12. What do you make of the end of the novel? Hely thinks, “The mission was accomplished, the battle won; somehow—incredibly—she had done exactly what she said she would, and got away with the whole thing” [p. 624]. Harriet decides “She’d learned things she never knew, things she had no idea of knowing, and yet in a strange way it was the hidden message of Captain Scott, the part of the story she’s never seen until now: that victory and collapse were sometimes the same thing” [p. 544]. What do you think of these two very different assessments? How do they reflect the natures of the two characters? Does it matter that Robin’s murder remains unsolved or do you accept, as Libby says, that “the world is full of things we don’t understand” [p. 140]?
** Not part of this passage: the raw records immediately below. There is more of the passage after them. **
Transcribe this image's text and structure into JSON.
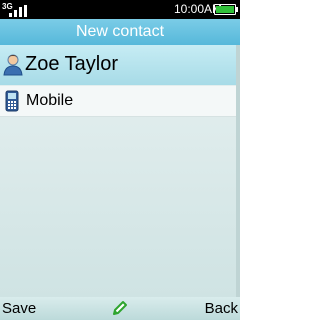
{
  "status_bar": {
    "network_label": "3G",
    "time": "10:00AM",
    "battery_color": "#31c13a"
  },
  "header": {
    "title": "New contact"
  },
  "contact": {
    "name": "Zoe Taylor",
    "name_icon": "contact-person-icon",
    "phone_type_label": "Mobile",
    "phone_icon": "mobile-phone-icon"
  },
  "softkeys": {
    "left_label": "Save",
    "center_icon": "pencil-edit-icon",
    "right_label": "Back"
  },
  "colors": {
    "title_bar": "#5cbcdc",
    "selected_row": "#b4e2ec",
    "softkey_bar": "#c8e2e2"
  }
}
13. The Little Friend explores the relationships between blacks and whites in Alexandria from several perspectives. The blatant racism of the Ratliffs is clearly shown in such incidents as the shooting at the river [p. 142]. In which ways does Harriet’s family also exhibit a deep-seated, if more subtle, strain of racial prejudice? Is Harriet’s shocked reaction to Ida’s story about the church burning [pp. 146–47] a sign of her naiveté or does it reveal a sense of morality that distinguishes her (and by extension, her peers) from past generations?
14. The novel begins with stretches of long, languorous prose but later the pace quickens. What techniques does Tartt use to achieve this?
15. The term “Southern Gothic” is often used to describe writing set in the American South, from Tennessee Williams’ and Carson McCullers’ tales of families shaped by tragedy, insanity, and alcoholism to Anne Rice’s Vampire Chronicles. Are there elements in The Little Friend that can be described as Southern Gothic and, if so, what are they? Were you reminded of other literary styles or authors while reading the book?
16. The novel’s epigraphs come from St. Thomas Aquinas and Harry Houdini. Why is this rather odd coupling of a religious scholar and saint and a magician appropriate to the story Tartt tells? What lesson is implicit in both quotations? Has Harriet gained “the slenderest knowledge of the highest things” by the novel’s end?